Report each line of the entries that contains the word "Angle", copied in full.

═══ Supplied records

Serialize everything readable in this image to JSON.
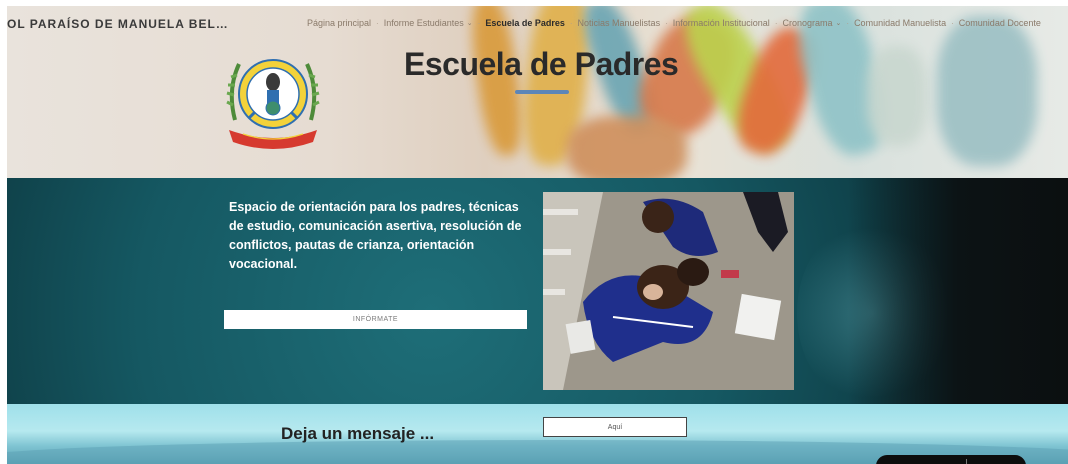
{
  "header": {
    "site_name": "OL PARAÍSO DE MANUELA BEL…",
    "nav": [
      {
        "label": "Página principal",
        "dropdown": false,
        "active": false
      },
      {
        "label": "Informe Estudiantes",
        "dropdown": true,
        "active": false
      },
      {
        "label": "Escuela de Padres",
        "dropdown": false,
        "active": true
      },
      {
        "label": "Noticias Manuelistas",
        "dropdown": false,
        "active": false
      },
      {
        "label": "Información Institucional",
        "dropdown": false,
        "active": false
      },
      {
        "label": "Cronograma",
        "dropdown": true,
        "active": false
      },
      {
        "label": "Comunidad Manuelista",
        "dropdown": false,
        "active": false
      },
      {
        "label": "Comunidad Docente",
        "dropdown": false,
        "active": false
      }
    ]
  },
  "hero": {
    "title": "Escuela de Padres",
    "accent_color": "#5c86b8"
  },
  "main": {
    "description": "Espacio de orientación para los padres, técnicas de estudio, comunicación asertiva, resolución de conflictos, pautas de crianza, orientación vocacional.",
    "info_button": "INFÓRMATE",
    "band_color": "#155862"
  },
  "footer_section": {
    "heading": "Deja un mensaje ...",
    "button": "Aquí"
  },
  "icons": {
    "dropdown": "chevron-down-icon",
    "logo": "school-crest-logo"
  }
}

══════
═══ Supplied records

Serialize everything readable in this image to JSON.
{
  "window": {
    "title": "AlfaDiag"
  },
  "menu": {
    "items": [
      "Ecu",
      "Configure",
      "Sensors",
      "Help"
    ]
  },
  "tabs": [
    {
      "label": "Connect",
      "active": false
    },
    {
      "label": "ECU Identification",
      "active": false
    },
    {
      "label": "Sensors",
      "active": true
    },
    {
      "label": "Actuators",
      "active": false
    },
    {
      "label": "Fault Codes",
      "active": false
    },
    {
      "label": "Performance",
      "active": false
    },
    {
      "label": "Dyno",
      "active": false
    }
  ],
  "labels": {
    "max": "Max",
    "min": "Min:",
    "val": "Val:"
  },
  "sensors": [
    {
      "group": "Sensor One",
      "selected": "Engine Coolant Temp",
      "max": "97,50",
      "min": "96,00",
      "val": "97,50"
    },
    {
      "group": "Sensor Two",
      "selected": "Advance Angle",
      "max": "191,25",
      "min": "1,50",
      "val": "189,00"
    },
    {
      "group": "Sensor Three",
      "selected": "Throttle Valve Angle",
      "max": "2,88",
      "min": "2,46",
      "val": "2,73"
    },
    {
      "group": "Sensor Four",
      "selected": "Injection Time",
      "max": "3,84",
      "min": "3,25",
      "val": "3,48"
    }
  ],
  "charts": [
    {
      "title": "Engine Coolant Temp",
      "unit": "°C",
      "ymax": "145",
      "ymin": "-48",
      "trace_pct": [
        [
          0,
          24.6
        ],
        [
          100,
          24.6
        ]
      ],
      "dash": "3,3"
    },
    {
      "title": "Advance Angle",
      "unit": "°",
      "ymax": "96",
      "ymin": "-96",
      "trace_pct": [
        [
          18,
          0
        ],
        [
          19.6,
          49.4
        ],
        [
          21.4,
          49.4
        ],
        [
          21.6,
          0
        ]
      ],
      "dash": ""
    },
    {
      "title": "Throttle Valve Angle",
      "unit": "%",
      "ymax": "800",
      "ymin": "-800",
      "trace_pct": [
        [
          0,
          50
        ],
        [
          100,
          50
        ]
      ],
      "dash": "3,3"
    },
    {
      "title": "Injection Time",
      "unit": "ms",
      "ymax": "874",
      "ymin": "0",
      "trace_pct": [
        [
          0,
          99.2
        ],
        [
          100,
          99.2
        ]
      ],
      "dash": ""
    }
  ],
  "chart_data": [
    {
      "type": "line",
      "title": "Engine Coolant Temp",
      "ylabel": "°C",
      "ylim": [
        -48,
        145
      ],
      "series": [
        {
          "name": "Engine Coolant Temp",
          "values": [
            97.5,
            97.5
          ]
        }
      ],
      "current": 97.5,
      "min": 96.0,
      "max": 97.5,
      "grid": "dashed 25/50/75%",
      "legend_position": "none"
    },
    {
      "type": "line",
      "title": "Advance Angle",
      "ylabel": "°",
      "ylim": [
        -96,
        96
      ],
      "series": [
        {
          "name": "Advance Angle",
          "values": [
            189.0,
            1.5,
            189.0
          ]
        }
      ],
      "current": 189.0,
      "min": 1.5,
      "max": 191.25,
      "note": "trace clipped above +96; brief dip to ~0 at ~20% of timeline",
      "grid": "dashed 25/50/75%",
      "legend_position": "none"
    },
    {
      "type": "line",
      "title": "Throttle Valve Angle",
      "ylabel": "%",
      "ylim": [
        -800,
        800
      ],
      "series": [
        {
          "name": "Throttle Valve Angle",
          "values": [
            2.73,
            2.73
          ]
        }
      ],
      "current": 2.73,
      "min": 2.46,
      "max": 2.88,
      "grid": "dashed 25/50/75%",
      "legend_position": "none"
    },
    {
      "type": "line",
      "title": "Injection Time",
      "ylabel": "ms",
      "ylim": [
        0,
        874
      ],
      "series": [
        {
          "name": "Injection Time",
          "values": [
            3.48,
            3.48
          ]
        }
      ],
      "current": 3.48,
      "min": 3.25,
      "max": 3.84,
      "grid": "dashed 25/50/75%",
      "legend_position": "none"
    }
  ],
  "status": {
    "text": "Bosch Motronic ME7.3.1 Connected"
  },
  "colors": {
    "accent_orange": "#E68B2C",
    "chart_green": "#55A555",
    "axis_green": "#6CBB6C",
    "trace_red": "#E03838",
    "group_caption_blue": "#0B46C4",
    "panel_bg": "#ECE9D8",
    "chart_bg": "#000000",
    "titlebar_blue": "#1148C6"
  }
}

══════
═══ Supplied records

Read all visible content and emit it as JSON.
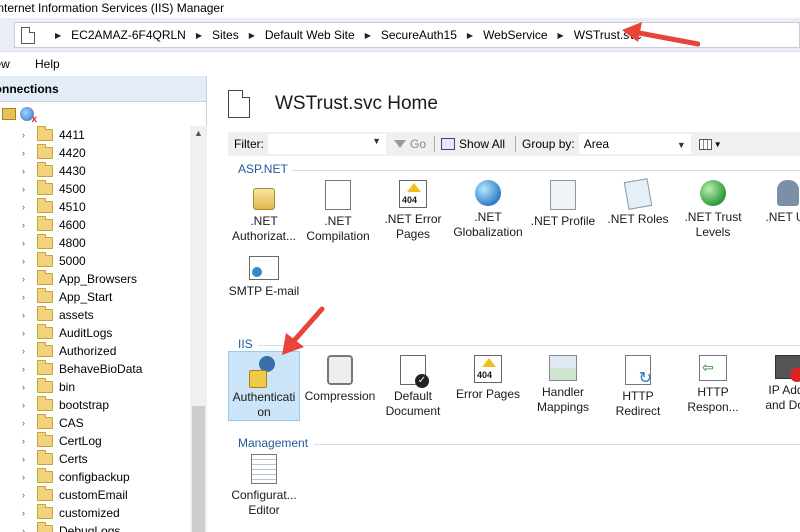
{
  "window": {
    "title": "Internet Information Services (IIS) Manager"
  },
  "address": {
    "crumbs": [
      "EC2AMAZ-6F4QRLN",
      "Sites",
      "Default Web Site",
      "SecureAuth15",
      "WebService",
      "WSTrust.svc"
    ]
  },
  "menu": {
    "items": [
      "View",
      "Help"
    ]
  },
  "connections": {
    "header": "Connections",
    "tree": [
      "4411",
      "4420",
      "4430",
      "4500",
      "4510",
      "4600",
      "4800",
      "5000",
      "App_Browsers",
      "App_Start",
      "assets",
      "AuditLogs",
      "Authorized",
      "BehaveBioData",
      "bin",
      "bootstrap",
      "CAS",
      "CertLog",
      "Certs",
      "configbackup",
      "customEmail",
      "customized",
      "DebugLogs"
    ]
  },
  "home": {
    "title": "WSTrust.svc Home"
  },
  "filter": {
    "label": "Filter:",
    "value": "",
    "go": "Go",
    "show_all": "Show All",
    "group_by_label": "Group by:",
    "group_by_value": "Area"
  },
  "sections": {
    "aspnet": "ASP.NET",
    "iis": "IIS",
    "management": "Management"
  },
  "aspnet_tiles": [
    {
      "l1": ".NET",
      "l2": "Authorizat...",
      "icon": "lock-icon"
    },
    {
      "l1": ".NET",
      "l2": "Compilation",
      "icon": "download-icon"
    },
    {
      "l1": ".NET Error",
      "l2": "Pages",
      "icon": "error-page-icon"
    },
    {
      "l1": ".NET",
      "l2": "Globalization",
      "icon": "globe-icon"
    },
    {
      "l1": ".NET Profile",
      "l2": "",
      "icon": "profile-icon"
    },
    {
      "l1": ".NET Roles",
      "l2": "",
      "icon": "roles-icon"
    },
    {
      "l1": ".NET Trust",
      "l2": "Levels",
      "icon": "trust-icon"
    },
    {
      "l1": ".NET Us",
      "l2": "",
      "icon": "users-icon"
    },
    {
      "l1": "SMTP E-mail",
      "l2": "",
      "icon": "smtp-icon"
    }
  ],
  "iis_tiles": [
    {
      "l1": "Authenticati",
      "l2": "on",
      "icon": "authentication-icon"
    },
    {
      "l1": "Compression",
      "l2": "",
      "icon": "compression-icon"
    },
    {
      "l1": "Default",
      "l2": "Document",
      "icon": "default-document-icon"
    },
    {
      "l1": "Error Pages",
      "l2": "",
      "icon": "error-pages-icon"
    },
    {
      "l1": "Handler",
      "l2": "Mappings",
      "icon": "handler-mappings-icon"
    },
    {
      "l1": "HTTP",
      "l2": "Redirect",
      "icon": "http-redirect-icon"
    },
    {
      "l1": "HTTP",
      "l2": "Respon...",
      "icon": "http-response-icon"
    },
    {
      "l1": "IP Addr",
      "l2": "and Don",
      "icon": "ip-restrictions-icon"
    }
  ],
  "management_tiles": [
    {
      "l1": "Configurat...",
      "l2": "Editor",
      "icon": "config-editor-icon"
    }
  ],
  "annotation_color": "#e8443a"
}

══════

Output of the task:
      "selected": "Advance Angle",
      "selected": "Throttle Valve Angle",
      "title": "Advance Angle",
      "title": "Throttle Valve Angle",
      "title": "Advance Angle",
          "name": "Advance Angle",
      "title": "Throttle Valve Angle",
          "name": "Throttle Valve Angle",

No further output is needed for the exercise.